Training transformation is key to absorb these changes, to reorient our soldiers to be trained on all this new equipment. Training does not always have to happen in the classroom, we are changing how we enable people to learn differently, giving information at point of need and modernising the training system. As we are becoming a more specialised workforce, we need to think differently about career management. We also need to think differently about recruiting and retention and the future of work. Accepting more risk if need be.


The last thing I want to talk about is the Preparedness part of our system. We need to manage preparedness differently. I describe this by saying that we need to accept risk now in order to create less risk in the future.

We will need to make conscious and deliberate trade-offs and this will be managed through our AOS. Getting away from the Force Generation Cycle where we rotate Brigades, to get to a more deliberate and strategic approach to readiness based on the environment and the need.
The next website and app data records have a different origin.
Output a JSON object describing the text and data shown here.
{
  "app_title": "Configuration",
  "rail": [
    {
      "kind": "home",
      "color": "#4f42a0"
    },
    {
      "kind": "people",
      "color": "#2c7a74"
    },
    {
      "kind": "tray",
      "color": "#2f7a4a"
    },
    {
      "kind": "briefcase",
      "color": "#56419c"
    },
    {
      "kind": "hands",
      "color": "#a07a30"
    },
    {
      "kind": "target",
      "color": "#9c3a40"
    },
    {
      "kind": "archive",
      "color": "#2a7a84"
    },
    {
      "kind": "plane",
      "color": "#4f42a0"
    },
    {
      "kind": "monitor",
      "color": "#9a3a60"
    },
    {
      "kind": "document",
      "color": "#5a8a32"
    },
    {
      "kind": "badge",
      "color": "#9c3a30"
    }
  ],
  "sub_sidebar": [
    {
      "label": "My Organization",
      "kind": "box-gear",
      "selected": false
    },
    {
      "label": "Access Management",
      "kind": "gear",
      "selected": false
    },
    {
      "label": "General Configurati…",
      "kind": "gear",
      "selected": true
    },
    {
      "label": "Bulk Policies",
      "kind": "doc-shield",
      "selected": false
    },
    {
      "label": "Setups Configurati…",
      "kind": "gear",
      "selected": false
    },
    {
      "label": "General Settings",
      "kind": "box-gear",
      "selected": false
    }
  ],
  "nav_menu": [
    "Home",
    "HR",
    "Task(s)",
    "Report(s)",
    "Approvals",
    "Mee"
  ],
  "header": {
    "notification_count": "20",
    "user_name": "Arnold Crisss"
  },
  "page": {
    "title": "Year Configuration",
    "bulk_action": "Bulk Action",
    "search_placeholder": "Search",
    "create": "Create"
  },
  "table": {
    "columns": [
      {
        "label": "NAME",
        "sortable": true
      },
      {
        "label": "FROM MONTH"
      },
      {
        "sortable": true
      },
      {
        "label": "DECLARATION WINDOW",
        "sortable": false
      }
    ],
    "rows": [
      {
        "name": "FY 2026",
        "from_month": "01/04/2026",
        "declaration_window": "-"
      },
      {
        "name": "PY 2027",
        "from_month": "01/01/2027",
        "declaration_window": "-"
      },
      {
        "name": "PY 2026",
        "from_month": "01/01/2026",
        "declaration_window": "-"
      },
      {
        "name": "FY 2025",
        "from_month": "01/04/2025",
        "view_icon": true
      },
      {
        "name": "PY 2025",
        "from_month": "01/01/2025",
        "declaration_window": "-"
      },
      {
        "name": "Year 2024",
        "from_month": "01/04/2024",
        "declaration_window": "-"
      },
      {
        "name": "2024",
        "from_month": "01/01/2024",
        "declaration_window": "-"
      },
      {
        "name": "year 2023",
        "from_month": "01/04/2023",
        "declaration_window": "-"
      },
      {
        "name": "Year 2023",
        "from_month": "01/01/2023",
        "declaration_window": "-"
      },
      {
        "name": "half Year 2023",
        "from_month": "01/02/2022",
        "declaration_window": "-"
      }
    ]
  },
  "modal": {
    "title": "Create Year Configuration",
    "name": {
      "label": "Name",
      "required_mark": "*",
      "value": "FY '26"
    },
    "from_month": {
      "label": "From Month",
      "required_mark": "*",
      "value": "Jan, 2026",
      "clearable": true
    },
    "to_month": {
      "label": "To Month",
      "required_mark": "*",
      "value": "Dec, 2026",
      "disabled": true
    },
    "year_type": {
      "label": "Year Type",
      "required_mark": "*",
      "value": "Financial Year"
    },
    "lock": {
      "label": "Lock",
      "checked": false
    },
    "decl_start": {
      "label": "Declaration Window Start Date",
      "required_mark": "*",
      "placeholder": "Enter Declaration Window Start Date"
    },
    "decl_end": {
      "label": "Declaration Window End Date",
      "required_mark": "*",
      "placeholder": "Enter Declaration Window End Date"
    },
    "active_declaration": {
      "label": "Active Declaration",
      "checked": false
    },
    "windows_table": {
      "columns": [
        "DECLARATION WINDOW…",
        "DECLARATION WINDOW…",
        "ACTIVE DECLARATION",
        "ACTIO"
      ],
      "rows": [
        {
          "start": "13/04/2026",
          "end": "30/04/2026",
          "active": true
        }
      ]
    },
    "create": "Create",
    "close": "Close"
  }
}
We are articulating that through a centralised Army Order, where all resources are aligned around the readiness we need at a particular point in time.

Army of today

The Army of today is fantastic. I was at Kapooka on Monday, seeing recruit training and the amazing work that’s going on there across a range of pathways into our Army. The youth of today are enthusiastic and committed and going to make great soldiers for us.

I was also up in Darwin. Amazing what is going on up there with the 1st Brigade, The Regional Force Surveillance Group and the Marine Rotation Force – Darwin, the joint force and of course engagement with community.

Talisman Sabre 2021 happening right now, with over 3500 Army people participating. They are conducting really good training within a revised scope. The fact that it is going ahead with allies and partners is sending a really timely and important message that we are cracking on and we are united in doing so. Of course there is a whole range of other activities also going on.


Army of today is busy and doing good things for the nation. I’m very proud to lead them and I am honoured to be here to share this with you.